“Regulation needs to become clearer and that will help to gain trust from the market. There is so much growth and opportunity and we are working so hard to educate the market in the retail space. Education is a huge part of it and when I get the chance to share my own personal experiences, it is so rewarding, I love it!” he says.

In the UK, Jackson was part of the committee for Young Enterprise Business and in the UAE has followed this passion for teaching – quite literally by visiting schools and speaking with students. Echoing his belief in sharing knowledge for the better good, his client approach is similarly jargon-free, accessible and (he hopes) imbued with a sense of fun. “I get a sense of joy from teaching and if I can influence just one person then I am making a difference. I think everyone should do it!”

As a child growing up in a single-parent household in West London, Jackson appreciated hard work from an early age. He credits his lifelong entrepreneurial work ethic to his mother, who worked two jobs to provide for her family. At school, he started selling cakes to students and teachers, before selling items on eBay and finally launching a successful business selling vaping products.

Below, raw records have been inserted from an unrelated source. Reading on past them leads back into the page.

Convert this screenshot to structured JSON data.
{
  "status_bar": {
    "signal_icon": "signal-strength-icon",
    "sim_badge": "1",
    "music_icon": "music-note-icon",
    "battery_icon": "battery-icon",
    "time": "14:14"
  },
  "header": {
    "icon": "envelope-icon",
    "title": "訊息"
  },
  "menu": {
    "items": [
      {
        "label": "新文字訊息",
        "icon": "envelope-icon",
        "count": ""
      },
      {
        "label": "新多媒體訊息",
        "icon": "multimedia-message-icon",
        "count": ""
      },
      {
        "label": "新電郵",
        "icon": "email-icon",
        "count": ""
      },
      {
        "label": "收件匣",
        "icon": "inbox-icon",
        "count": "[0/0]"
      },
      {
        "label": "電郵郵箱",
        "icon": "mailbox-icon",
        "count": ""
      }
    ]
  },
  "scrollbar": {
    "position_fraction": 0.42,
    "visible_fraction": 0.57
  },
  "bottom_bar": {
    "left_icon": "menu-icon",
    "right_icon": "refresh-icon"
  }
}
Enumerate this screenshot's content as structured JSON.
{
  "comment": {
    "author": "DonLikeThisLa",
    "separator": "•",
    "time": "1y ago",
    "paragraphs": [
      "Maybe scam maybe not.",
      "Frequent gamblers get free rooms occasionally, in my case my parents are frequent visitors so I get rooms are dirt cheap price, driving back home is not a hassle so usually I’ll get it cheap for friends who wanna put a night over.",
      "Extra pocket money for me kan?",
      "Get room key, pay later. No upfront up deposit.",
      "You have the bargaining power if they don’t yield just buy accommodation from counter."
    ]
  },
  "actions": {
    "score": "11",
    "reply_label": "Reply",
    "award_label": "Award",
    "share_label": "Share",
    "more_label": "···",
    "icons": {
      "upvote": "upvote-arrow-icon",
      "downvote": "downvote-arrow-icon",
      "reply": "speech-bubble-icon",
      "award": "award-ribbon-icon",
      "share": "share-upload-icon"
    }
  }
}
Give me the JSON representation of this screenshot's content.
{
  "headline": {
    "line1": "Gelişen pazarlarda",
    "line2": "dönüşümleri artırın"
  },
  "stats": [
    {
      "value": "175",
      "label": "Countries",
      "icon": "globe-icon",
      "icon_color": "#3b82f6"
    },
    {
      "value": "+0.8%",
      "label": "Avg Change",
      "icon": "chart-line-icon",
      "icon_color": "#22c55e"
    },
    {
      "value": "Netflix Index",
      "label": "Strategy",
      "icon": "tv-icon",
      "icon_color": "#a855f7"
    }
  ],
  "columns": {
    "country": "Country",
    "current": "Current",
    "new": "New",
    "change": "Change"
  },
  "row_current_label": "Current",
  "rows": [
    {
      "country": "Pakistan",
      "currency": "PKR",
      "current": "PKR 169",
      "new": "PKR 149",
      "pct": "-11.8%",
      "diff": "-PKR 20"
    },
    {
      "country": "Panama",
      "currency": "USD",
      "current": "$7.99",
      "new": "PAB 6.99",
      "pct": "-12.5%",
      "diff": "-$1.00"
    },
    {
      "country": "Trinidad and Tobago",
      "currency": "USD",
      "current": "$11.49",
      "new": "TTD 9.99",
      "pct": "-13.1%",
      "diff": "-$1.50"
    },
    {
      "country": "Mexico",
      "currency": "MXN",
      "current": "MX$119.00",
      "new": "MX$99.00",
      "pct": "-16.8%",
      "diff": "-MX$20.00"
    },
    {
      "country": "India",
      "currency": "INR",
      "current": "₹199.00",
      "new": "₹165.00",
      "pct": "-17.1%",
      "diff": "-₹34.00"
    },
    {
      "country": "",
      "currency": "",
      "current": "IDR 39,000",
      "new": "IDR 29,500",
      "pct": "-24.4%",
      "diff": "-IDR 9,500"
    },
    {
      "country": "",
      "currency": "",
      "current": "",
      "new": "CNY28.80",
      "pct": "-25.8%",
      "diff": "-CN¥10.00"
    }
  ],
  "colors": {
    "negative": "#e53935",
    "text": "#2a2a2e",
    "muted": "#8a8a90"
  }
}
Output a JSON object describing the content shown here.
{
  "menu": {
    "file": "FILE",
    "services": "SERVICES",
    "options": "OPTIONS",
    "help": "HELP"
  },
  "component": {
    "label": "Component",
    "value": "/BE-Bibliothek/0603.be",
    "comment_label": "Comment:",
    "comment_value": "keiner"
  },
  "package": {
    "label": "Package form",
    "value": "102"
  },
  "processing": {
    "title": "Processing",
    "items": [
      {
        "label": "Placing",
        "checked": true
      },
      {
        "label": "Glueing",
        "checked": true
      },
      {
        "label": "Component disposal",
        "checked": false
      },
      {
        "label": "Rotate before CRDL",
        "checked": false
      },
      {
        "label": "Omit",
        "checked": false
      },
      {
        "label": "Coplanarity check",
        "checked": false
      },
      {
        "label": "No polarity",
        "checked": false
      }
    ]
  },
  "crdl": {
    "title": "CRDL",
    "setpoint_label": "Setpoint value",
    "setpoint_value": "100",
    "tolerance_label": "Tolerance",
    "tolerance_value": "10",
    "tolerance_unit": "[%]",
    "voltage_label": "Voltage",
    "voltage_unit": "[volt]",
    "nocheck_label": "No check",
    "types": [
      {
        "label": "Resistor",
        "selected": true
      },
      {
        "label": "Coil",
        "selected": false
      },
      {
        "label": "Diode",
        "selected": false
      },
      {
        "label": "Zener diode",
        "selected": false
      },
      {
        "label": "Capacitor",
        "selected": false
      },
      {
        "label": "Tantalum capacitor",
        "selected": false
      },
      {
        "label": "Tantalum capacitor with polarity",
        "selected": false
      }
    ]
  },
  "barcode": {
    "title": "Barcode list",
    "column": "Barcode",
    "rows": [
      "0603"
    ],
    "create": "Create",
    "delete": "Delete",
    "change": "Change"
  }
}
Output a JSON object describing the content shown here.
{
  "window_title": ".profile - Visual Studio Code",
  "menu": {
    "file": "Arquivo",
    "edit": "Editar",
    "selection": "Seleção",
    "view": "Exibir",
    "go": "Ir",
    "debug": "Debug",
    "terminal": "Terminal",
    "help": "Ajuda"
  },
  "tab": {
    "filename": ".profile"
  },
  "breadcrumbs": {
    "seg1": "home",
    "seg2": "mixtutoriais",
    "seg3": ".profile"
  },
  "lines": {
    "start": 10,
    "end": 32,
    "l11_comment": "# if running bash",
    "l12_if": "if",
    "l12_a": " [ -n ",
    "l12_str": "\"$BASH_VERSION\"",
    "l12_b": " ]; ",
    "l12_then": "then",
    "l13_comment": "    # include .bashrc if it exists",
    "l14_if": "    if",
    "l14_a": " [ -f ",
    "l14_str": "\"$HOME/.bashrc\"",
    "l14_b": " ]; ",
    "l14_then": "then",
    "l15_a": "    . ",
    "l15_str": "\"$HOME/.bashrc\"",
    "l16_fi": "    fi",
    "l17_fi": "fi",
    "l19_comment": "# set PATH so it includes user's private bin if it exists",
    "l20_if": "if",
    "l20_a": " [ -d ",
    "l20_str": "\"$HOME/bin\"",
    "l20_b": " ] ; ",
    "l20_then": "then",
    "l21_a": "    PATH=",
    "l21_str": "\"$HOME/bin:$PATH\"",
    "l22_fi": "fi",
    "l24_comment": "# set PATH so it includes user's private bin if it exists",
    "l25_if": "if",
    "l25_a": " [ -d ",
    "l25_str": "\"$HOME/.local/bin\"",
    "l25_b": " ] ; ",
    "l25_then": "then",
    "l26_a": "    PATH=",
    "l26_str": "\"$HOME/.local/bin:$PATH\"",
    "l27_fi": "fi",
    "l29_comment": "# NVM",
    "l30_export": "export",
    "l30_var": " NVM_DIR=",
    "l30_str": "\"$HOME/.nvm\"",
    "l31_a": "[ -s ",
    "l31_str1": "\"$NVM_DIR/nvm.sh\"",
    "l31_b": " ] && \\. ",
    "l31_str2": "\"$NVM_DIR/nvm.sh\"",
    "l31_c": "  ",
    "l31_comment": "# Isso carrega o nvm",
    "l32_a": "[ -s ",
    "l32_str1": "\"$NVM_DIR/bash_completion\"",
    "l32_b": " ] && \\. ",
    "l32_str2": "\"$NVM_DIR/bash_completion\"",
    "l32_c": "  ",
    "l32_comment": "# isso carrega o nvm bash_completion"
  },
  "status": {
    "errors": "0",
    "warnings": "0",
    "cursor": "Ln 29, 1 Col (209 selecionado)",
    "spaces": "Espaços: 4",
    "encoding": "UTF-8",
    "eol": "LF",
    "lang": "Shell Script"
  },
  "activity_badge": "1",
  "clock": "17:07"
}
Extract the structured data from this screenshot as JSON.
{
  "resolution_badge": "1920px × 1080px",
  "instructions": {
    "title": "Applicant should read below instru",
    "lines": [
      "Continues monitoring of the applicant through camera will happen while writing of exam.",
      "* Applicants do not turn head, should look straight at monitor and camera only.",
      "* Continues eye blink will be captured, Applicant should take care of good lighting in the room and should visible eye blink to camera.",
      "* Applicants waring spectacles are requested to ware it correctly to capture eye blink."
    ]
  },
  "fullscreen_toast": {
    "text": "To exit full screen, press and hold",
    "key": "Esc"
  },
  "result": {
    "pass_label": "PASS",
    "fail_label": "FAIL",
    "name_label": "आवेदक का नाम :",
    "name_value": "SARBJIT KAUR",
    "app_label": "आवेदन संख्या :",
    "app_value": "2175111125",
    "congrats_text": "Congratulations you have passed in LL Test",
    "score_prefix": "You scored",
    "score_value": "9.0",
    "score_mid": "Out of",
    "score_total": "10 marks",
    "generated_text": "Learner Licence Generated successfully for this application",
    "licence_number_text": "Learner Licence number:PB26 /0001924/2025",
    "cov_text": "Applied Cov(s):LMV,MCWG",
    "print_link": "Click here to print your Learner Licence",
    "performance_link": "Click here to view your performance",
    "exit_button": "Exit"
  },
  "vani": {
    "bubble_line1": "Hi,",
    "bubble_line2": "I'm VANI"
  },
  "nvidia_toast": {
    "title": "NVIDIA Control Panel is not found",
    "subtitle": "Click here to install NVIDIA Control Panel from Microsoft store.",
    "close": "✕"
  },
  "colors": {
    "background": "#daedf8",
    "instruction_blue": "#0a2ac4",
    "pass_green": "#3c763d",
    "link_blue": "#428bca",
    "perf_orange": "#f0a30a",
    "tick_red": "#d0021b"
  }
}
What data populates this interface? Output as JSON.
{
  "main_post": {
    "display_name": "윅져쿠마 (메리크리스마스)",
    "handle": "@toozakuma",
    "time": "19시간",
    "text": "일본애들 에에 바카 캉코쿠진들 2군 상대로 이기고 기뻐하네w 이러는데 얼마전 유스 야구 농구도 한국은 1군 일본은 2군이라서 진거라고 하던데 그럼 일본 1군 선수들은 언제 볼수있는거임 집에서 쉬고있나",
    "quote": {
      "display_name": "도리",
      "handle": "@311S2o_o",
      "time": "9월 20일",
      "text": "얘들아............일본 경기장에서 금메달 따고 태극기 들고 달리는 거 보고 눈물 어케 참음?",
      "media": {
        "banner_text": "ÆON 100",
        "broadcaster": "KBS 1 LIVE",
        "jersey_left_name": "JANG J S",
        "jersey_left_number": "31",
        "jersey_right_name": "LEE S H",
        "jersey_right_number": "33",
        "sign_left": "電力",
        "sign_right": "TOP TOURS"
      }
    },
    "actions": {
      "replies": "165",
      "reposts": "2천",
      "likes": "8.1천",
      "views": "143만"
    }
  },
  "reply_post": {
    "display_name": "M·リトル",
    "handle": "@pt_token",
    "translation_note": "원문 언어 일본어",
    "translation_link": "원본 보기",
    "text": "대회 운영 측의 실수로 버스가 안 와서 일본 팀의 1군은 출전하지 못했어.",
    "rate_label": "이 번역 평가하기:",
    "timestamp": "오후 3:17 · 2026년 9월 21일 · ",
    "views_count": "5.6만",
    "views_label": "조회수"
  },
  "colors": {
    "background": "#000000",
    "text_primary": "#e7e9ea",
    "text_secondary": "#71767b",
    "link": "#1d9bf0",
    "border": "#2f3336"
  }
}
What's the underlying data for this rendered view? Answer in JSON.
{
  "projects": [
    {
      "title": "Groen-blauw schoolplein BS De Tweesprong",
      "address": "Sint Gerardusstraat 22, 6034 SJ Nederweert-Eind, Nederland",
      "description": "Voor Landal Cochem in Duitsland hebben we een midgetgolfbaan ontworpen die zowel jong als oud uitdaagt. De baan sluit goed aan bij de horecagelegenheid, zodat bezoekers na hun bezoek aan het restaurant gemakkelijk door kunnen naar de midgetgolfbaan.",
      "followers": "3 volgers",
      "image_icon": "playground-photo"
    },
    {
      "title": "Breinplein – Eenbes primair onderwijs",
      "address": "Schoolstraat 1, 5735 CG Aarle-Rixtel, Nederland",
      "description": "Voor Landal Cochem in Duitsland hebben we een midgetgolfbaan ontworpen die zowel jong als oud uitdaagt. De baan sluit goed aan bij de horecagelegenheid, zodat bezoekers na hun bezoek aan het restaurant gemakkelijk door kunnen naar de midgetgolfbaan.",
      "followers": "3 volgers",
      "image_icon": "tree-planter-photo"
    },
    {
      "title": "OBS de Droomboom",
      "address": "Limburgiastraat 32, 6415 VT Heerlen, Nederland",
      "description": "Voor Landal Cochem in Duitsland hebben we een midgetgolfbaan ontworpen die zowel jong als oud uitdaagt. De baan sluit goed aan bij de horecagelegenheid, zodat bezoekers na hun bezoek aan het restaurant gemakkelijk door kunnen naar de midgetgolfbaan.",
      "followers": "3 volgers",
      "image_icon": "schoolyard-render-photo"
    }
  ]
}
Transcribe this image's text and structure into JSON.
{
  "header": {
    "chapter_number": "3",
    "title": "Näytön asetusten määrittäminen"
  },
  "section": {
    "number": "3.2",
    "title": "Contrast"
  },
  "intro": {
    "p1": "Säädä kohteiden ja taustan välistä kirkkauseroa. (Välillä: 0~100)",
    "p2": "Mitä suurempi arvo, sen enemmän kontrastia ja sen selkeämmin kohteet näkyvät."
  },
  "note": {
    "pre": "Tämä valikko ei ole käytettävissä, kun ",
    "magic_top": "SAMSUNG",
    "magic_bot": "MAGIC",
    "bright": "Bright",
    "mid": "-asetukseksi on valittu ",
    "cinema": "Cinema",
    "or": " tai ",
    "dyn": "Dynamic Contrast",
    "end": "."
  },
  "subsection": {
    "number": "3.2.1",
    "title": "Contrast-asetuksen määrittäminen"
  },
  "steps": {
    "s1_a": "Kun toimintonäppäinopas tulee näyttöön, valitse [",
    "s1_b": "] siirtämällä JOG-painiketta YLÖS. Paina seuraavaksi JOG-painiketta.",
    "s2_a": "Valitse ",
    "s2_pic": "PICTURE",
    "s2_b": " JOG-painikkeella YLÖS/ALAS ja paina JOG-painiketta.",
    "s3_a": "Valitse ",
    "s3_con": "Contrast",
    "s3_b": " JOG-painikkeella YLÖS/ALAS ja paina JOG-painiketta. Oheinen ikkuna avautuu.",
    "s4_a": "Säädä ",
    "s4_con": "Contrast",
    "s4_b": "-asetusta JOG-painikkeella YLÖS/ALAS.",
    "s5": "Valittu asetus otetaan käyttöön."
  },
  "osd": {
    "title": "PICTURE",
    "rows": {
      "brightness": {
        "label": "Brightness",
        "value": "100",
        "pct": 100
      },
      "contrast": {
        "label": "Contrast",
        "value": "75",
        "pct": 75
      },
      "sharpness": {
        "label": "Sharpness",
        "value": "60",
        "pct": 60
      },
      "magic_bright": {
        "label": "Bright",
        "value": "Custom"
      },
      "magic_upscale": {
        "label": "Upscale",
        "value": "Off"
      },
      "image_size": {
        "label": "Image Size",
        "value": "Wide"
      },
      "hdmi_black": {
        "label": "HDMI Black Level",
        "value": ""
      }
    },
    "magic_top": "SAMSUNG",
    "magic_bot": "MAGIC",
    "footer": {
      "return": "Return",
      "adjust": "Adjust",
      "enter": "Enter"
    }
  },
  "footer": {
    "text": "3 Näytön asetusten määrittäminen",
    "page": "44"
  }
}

“Technology has changed since I was growing up and I think it’s difficult for young adults to express themselves, they are unintentionally trapped in computers and televisions and computer games and phones. It stops them from being open minded and experiencing the outdoors, being streetwise. And a big part of being an entrepreneur is being streetwise and being able to understand the psychology of others. That’s fundamental in having a happy workforce and happy clients, a good vision and an open mind. You need to be aware of what’s going on around you,” he explains.

His solution is speaking to youth, developing more ways to do this and encourage creativity amongst those who have a desire to do something different. He doesn’t subscribe to the idea of motivational speaking, because it encourages without giving enough practical tools for success.

Instead, Jackson believes those who have succeeded need to share a slice of their metaphorical cake.

“You have to have a purpose and to give back. It’s a competitive world that we’re in and you have to try and make a difference.”